(Interface dataset entries)
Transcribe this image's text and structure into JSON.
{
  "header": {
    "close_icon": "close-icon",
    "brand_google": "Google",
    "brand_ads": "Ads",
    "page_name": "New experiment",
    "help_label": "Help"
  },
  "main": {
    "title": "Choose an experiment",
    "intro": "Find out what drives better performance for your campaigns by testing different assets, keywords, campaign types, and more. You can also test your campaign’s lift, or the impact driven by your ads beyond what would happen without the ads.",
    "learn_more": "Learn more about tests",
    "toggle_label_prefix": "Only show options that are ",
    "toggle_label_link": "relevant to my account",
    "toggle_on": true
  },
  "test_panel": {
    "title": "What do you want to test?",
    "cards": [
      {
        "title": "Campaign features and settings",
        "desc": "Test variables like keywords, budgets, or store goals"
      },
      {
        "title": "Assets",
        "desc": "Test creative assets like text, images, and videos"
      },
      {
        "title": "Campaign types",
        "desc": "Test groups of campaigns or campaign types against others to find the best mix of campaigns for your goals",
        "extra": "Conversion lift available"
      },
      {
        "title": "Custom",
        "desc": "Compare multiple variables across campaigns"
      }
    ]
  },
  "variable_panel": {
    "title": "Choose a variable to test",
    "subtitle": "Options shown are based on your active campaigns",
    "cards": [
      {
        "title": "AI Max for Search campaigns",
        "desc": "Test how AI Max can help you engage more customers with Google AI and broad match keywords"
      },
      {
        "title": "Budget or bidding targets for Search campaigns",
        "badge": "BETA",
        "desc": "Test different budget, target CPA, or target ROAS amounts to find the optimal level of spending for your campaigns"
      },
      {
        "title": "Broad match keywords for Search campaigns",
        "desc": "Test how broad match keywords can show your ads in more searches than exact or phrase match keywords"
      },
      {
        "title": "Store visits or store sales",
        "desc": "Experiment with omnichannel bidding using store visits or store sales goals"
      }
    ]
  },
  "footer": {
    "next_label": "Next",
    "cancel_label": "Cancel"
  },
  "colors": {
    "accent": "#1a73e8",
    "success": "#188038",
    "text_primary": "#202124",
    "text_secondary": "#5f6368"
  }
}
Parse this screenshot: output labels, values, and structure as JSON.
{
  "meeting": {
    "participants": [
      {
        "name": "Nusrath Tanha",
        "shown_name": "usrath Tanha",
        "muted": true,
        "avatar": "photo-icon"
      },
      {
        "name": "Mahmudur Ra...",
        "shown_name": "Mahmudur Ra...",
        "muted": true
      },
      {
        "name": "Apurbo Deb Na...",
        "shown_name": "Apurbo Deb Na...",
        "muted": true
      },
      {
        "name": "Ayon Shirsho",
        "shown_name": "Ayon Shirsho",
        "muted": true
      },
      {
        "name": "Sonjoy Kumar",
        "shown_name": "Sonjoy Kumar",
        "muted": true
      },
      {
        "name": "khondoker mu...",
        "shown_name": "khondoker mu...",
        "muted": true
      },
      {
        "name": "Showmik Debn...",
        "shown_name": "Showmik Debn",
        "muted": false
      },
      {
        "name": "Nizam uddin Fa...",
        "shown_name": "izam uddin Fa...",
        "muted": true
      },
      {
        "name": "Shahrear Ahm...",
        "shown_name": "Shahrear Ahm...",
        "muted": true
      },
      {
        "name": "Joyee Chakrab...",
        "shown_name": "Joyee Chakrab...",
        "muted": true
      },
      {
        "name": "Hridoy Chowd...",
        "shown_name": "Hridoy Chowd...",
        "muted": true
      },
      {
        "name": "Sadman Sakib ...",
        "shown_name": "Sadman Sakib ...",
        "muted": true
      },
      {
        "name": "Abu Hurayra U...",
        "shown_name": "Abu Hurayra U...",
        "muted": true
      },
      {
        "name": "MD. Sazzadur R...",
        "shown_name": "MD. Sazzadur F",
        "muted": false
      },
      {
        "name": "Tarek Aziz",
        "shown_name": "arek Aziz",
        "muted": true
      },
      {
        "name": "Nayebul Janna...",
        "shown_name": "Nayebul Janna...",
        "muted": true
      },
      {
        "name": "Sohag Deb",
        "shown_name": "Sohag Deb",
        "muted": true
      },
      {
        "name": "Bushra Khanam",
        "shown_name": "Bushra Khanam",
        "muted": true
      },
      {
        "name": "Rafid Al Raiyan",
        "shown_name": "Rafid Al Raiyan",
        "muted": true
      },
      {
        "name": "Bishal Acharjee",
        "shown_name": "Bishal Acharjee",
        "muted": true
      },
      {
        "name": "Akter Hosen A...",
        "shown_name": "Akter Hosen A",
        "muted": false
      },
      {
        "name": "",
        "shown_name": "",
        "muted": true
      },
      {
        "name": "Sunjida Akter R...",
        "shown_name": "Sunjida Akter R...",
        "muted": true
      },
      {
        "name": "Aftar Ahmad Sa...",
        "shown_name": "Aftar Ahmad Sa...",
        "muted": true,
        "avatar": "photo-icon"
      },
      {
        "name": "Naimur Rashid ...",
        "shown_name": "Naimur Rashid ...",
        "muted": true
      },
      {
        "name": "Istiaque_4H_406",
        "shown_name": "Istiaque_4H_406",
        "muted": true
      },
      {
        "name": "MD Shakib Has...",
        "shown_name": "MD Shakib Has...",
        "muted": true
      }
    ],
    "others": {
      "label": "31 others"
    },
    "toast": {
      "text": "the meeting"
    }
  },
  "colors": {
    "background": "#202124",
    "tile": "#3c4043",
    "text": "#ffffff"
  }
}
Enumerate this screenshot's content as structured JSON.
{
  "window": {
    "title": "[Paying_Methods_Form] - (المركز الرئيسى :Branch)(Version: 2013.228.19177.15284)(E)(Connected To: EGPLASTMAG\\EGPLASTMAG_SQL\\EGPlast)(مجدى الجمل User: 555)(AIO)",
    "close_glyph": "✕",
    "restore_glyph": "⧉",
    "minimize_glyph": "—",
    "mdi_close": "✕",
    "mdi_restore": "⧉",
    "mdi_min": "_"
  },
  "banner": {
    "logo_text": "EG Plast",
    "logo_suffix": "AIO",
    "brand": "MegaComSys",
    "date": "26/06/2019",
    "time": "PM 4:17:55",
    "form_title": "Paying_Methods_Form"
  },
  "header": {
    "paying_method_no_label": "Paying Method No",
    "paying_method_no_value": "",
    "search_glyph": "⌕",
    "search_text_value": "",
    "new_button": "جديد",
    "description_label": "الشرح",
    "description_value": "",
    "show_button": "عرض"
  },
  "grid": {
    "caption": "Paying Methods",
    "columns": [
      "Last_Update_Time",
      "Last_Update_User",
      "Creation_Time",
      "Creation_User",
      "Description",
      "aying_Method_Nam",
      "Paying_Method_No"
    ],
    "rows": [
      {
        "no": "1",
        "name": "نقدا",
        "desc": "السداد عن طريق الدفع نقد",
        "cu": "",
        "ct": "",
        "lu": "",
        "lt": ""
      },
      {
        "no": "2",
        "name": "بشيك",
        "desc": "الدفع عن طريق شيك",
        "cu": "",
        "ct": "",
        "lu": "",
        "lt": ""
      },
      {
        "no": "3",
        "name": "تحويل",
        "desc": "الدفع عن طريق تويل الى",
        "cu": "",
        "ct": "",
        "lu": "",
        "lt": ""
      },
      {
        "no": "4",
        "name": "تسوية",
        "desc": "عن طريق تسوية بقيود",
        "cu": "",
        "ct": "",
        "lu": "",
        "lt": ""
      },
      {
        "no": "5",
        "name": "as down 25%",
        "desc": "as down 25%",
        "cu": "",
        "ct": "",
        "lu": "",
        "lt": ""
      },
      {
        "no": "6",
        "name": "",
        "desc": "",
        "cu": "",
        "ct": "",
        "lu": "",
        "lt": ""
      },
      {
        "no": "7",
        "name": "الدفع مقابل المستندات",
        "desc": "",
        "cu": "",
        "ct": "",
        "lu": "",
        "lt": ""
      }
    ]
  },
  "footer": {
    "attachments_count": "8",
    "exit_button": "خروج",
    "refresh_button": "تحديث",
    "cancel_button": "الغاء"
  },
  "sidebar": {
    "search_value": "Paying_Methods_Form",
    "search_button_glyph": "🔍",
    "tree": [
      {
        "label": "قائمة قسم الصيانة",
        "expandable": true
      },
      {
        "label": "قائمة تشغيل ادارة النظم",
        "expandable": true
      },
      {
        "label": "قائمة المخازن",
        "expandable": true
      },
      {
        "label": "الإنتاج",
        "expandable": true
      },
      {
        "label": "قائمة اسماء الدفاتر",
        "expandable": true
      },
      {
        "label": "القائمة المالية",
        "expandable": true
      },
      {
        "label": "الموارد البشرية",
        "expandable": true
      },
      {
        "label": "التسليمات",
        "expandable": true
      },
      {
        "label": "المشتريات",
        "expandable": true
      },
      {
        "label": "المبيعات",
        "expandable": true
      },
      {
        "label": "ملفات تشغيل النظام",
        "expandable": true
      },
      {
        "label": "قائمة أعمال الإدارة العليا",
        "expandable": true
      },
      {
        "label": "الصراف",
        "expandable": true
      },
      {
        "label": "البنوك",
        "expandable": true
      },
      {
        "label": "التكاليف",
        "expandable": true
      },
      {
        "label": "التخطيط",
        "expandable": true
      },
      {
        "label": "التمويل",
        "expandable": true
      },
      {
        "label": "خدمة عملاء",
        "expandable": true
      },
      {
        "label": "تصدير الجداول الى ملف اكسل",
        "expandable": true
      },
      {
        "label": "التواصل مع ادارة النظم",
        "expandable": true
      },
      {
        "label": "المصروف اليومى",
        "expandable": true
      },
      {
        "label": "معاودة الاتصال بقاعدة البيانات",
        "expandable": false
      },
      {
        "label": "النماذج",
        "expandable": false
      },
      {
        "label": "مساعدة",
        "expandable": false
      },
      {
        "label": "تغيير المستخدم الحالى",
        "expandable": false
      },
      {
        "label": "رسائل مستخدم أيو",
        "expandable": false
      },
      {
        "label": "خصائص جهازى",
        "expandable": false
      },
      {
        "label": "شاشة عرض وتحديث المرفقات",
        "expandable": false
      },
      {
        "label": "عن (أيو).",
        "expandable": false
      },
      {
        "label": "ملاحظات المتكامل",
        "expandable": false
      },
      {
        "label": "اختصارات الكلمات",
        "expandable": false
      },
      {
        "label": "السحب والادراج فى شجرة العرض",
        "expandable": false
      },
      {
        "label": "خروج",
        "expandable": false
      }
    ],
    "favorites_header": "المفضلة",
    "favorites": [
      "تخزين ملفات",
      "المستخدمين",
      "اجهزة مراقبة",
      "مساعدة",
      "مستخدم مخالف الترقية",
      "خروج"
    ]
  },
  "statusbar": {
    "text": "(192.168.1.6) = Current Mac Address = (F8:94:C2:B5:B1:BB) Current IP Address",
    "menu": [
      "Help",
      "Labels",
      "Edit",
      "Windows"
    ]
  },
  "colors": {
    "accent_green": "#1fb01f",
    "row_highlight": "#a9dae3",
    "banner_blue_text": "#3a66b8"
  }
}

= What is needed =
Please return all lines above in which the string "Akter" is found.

= Expected output =
        "name": "Akter Hosen A...",
        "shown_name": "Akter Hosen A",
        "name": "Sunjida Akter R...",
        "shown_name": "Sunjida Akter R...",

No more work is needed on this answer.